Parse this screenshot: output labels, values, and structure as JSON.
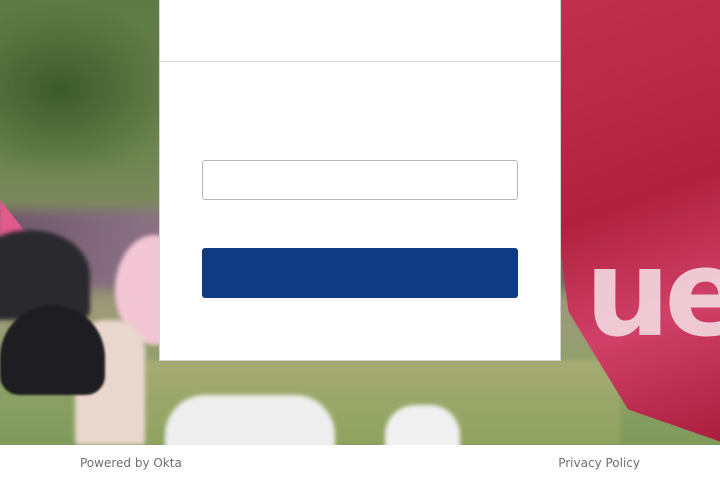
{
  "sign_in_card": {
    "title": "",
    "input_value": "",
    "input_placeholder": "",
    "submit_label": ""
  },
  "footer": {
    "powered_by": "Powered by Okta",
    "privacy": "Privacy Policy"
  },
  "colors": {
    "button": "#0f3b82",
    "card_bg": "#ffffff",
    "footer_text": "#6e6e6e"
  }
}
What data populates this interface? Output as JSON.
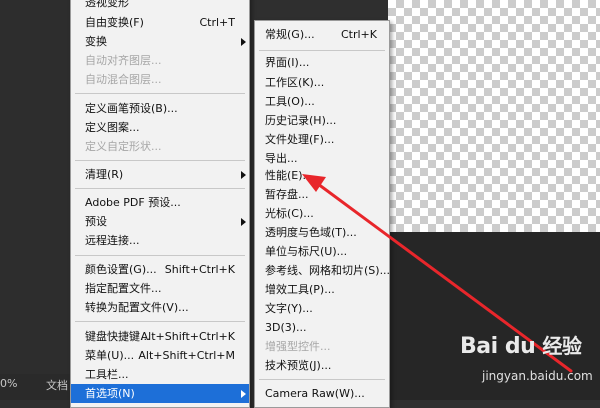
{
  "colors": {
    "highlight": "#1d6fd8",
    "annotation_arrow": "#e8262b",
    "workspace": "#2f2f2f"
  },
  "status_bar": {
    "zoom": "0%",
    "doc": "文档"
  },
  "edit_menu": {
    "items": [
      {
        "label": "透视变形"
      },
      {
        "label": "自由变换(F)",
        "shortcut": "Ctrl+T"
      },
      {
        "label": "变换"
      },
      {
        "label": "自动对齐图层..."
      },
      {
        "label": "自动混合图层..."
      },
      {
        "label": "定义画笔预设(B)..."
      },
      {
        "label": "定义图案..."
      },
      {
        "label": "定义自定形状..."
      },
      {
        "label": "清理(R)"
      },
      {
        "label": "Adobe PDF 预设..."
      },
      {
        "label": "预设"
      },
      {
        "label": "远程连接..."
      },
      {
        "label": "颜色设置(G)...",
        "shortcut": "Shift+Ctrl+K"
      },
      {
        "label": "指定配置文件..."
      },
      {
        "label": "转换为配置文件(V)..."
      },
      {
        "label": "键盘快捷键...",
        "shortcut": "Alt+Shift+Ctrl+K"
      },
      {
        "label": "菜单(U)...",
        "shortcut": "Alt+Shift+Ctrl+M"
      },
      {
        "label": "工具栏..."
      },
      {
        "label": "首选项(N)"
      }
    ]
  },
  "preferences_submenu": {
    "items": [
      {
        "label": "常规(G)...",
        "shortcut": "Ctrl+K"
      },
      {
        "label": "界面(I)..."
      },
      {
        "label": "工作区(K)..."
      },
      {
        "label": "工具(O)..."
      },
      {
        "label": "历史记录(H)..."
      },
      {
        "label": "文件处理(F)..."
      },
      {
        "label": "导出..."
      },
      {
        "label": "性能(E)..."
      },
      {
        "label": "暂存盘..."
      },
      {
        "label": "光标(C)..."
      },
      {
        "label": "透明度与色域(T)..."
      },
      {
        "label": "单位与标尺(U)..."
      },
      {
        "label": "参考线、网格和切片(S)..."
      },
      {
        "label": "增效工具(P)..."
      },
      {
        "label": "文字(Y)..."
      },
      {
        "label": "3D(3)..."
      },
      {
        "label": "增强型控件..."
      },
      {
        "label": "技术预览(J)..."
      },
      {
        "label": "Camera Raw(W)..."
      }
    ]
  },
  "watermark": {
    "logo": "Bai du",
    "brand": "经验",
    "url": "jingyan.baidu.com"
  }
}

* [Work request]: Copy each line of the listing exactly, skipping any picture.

* [Your solution]:
Parse this screenshot: output labels, values, and structure as JSON.
{
  "sign_in_card": {
    "title": "",
    "input_value": "",
    "input_placeholder": "",
    "submit_label": ""
  },
  "footer": {
    "powered_by": "Powered by Okta",
    "privacy": "Privacy Policy"
  },
  "colors": {
    "button": "#0f3b82",
    "card_bg": "#ffffff",
    "footer_text": "#6e6e6e"
  }
}
What data populates this interface? Output as JSON.
{
  "colors": {
    "highlight": "#1d6fd8",
    "annotation_arrow": "#e8262b",
    "workspace": "#2f2f2f"
  },
  "status_bar": {
    "zoom": "0%",
    "doc": "文档"
  },
  "edit_menu": {
    "items": [
      {
        "label": "透视变形"
      },
      {
        "label": "自由变换(F)",
        "shortcut": "Ctrl+T"
      },
      {
        "label": "变换"
      },
      {
        "label": "自动对齐图层..."
      },
      {
        "label": "自动混合图层..."
      },
      {
        "label": "定义画笔预设(B)..."
      },
      {
        "label": "定义图案..."
      },
      {
        "label": "定义自定形状..."
      },
      {
        "label": "清理(R)"
      },
      {
        "label": "Adobe PDF 预设..."
      },
      {
        "label": "预设"
      },
      {
        "label": "远程连接..."
      },
      {
        "label": "颜色设置(G)...",
        "shortcut": "Shift+Ctrl+K"
      },
      {
        "label": "指定配置文件..."
      },
      {
        "label": "转换为配置文件(V)..."
      },
      {
        "label": "键盘快捷键...",
        "shortcut": "Alt+Shift+Ctrl+K"
      },
      {
        "label": "菜单(U)...",
        "shortcut": "Alt+Shift+Ctrl+M"
      },
      {
        "label": "工具栏..."
      },
      {
        "label": "首选项(N)"
      }
    ]
  },
  "preferences_submenu": {
    "items": [
      {
        "label": "常规(G)...",
        "shortcut": "Ctrl+K"
      },
      {
        "label": "界面(I)..."
      },
      {
        "label": "工作区(K)..."
      },
      {
        "label": "工具(O)..."
      },
      {
        "label": "历史记录(H)..."
      },
      {
        "label": "文件处理(F)..."
      },
      {
        "label": "导出..."
      },
      {
        "label": "性能(E)..."
      },
      {
        "label": "暂存盘..."
      },
      {
        "label": "光标(C)..."
      },
      {
        "label": "透明度与色域(T)..."
      },
      {
        "label": "单位与标尺(U)..."
      },
      {
        "label": "参考线、网格和切片(S)..."
      },
      {
        "label": "增效工具(P)..."
      },
      {
        "label": "文字(Y)..."
      },
      {
        "label": "3D(3)..."
      },
      {
        "label": "增强型控件..."
      },
      {
        "label": "技术预览(J)..."
      },
      {
        "label": "Camera Raw(W)..."
      }
    ]
  },
  "watermark": {
    "logo": "Bai du",
    "brand": "经验",
    "url": "jingyan.baidu.com"
  }
}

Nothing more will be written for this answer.